What the task requires - Copy, from the listing, every line in which the string "JSON" is present.
=== Begin Enclosure ===
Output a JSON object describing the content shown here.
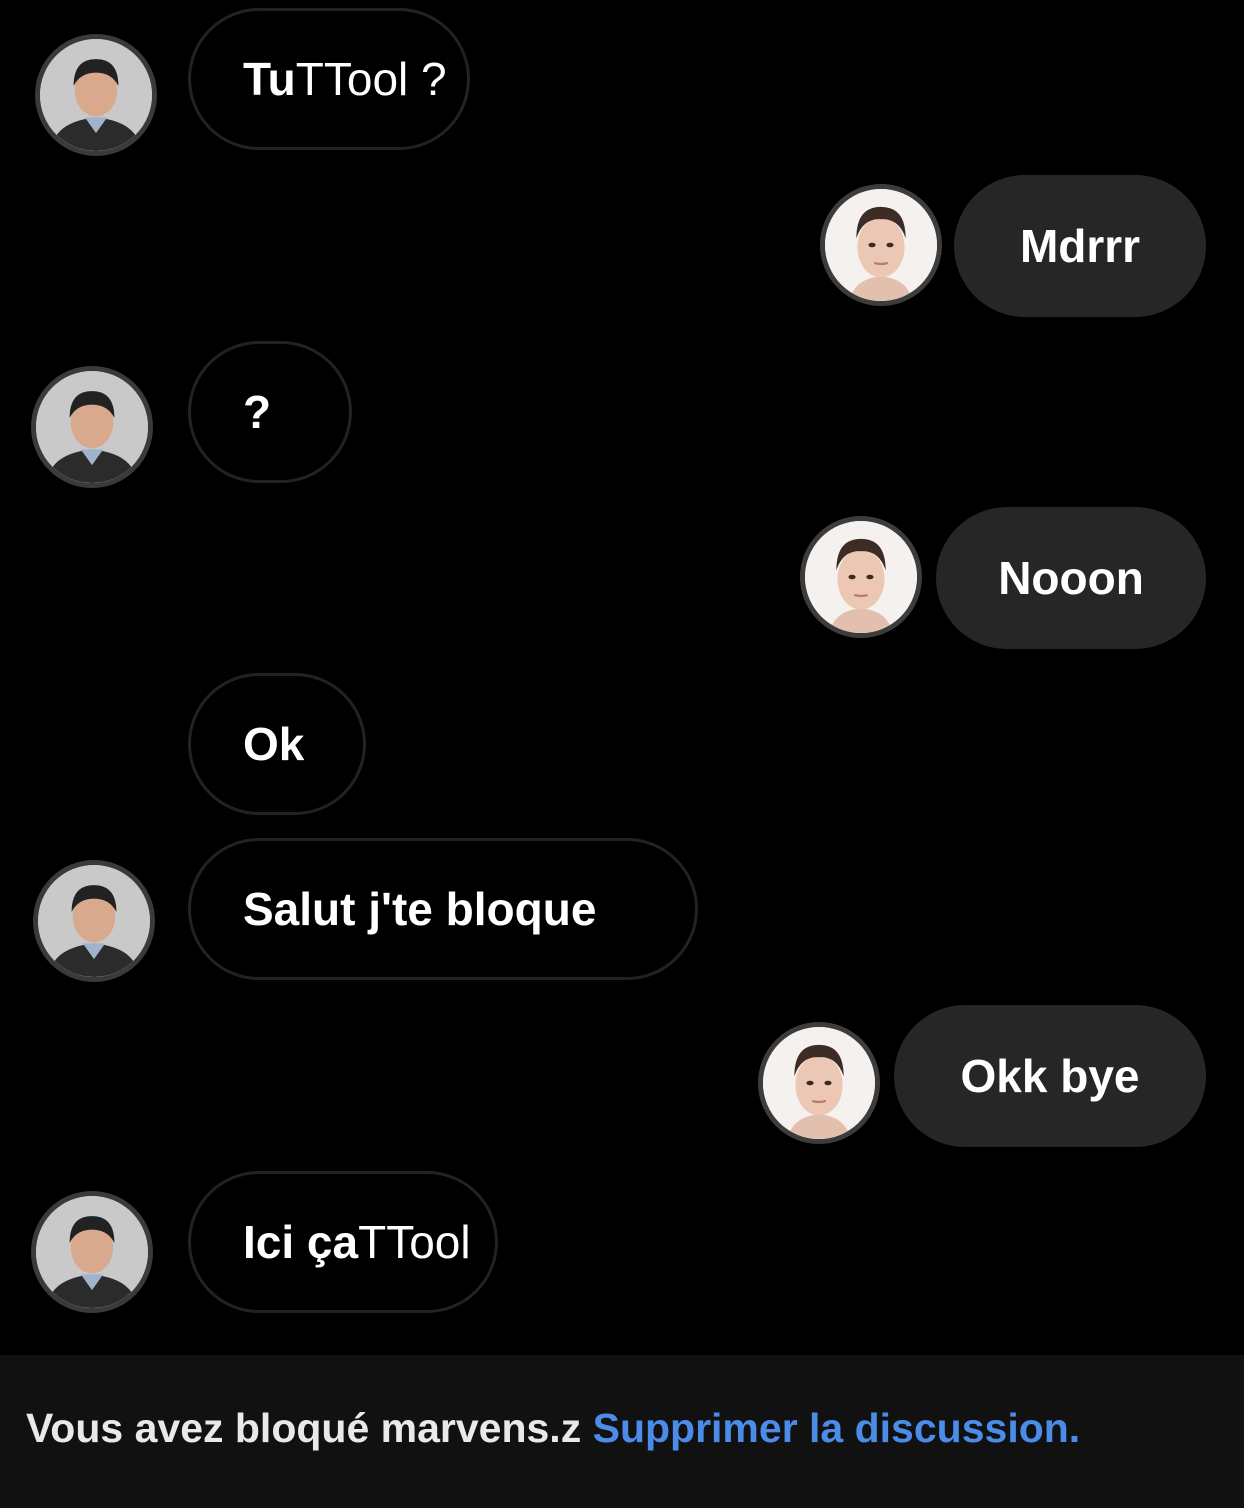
{
  "messages": [
    {
      "sender": "them",
      "text": "Tu",
      "text_suffix": "TTool ?"
    },
    {
      "sender": "me",
      "text": "Mdrrr"
    },
    {
      "sender": "them",
      "text": "?"
    },
    {
      "sender": "me",
      "text": "Nooon"
    },
    {
      "sender": "them",
      "text": "Ok"
    },
    {
      "sender": "them",
      "text": "Salut j'te bloque"
    },
    {
      "sender": "me",
      "text": "Okk bye"
    },
    {
      "sender": "them",
      "text": "Ici ça",
      "text_suffix": "TTool"
    }
  ],
  "footer": {
    "blocked_text": "Vous avez bloqué marvens.z",
    "delete_link": "Supprimer la discussion."
  },
  "colors": {
    "background": "#000000",
    "outgoing_bubble": "#262626",
    "incoming_bubble_border": "#222222",
    "link": "#4a8ce8"
  }
}
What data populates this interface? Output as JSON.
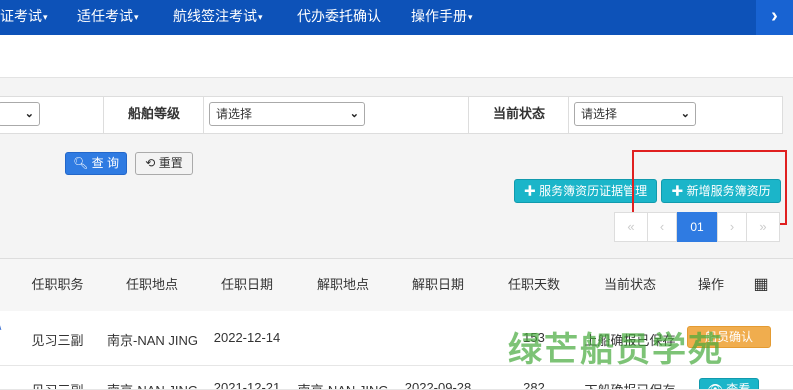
{
  "nav": {
    "items": [
      {
        "label": "证考试",
        "caret": "▾"
      },
      {
        "label": "适任考试",
        "caret": "▾"
      },
      {
        "label": "航线签注考试",
        "caret": "▾"
      },
      {
        "label": "代办委托确认",
        "caret": ""
      },
      {
        "label": "操作手册",
        "caret": "▾"
      }
    ],
    "arrow": "›"
  },
  "filter": {
    "first_select_value": "",
    "grade_label": "船舶等级",
    "grade_value": "请选择",
    "status_label": "当前状态",
    "status_value": "请选择"
  },
  "actions": {
    "query": "查 询",
    "reset": "重置",
    "evidence": "服务簿资历证据管理",
    "add": "新增服务簿资历"
  },
  "pager": {
    "prev_first": "«",
    "prev": "‹",
    "current": "01",
    "next": "›",
    "last": "»"
  },
  "table": {
    "headers": [
      "任职职务",
      "任职地点",
      "任职日期",
      "解职地点",
      "解职日期",
      "任职天数",
      "当前状态",
      "操作"
    ],
    "rows": [
      {
        "position": "见习三副",
        "place": "南京-NAN JING",
        "start": "2022-12-14",
        "end_place": "",
        "end_date": "",
        "days": "153",
        "status": "上船确报已保存",
        "action": "船员确认"
      },
      {
        "position": "见习三副",
        "place": "南京-NAN JING",
        "start": "2021-12-21",
        "end_place": "南京-NAN JING",
        "end_date": "2022-09-28",
        "days": "282",
        "status": "下船确报已保存",
        "action": "查看"
      }
    ]
  },
  "watermark": "绿芒船员学苑"
}
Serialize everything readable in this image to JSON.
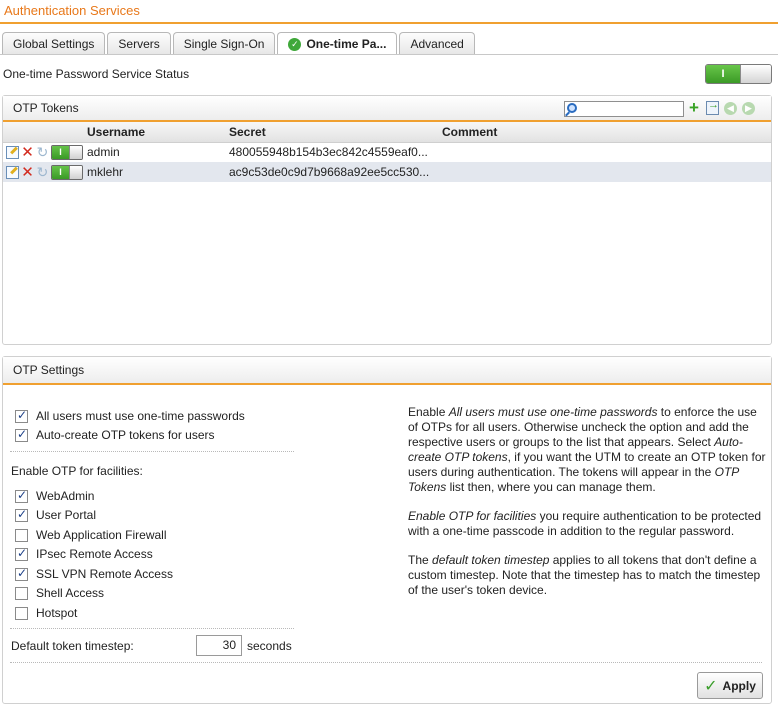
{
  "page_title": "Authentication Services",
  "tabs": [
    {
      "label": "Global Settings",
      "active": false
    },
    {
      "label": "Servers",
      "active": false
    },
    {
      "label": "Single Sign-On",
      "active": false
    },
    {
      "label": "One-time Pa...",
      "active": true
    },
    {
      "label": "Advanced",
      "active": false
    }
  ],
  "status": {
    "label": "One-time Password Service Status",
    "on_text": "I",
    "enabled": true
  },
  "otp_tokens": {
    "title": "OTP Tokens",
    "search_placeholder": "",
    "columns": {
      "username": "Username",
      "secret": "Secret",
      "comment": "Comment"
    },
    "rows": [
      {
        "username": "admin",
        "secret": "480055948b154b3ec842c4559eaf0...",
        "comment": "",
        "enabled": true,
        "toggle_text": "I"
      },
      {
        "username": "mklehr",
        "secret": "ac9c53de0c9d7b9668a92ee5cc530...",
        "comment": "",
        "enabled": true,
        "toggle_text": "I"
      }
    ]
  },
  "otp_settings": {
    "title": "OTP Settings",
    "all_users": {
      "label": "All users must use one-time passwords",
      "checked": true
    },
    "auto_create": {
      "label": "Auto-create OTP tokens for users",
      "checked": true
    },
    "facilities_heading": "Enable OTP for facilities:",
    "facilities": [
      {
        "label": "WebAdmin",
        "checked": true
      },
      {
        "label": "User Portal",
        "checked": true
      },
      {
        "label": "Web Application Firewall",
        "checked": false
      },
      {
        "label": "IPsec Remote Access",
        "checked": true
      },
      {
        "label": "SSL VPN Remote Access",
        "checked": true
      },
      {
        "label": "Shell Access",
        "checked": false
      },
      {
        "label": "Hotspot",
        "checked": false
      }
    ],
    "timestep_label": "Default token timestep:",
    "timestep_value": "30",
    "timestep_unit": "seconds",
    "apply_label": "Apply",
    "help": {
      "p1_a": "Enable ",
      "p1_b": "All users must use one-time passwords",
      "p1_c": " to enforce the use of OTPs for all users. Otherwise uncheck the option and add the respective users or groups to the list that appears. Select ",
      "p1_d": "Auto-create OTP tokens",
      "p1_e": ", if you want the UTM to create an OTP token for users during authentication. The tokens will appear in the ",
      "p1_f": "OTP Tokens",
      "p1_g": " list then, where you can manage them.",
      "p2_a": "Enable OTP for facilities",
      "p2_b": " you require authentication to be protected with a one-time passcode in addition to the regular password.",
      "p3_a": "The ",
      "p3_b": "default token timestep",
      "p3_c": " applies to all tokens that don't define a custom timestep. Note that the timestep has to match the timestep of the user's token device."
    }
  },
  "colors": {
    "accent": "#f0a030",
    "title": "#e8781a",
    "toggle_on": "#3b9a26",
    "row_alt": "#e3e7ee"
  }
}
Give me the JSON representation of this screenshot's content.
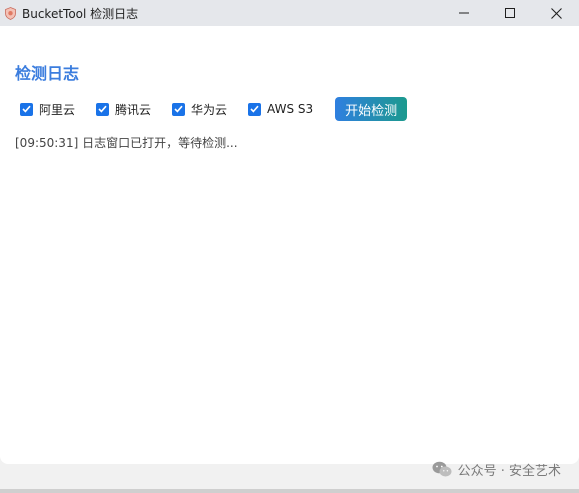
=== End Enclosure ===
Task result -
Output a JSON object describing the content shown here.
What data populates this interface? Output as JSON.
Serialize everything readable in this image to JSON.
Give me the JSON representation of this screenshot's content.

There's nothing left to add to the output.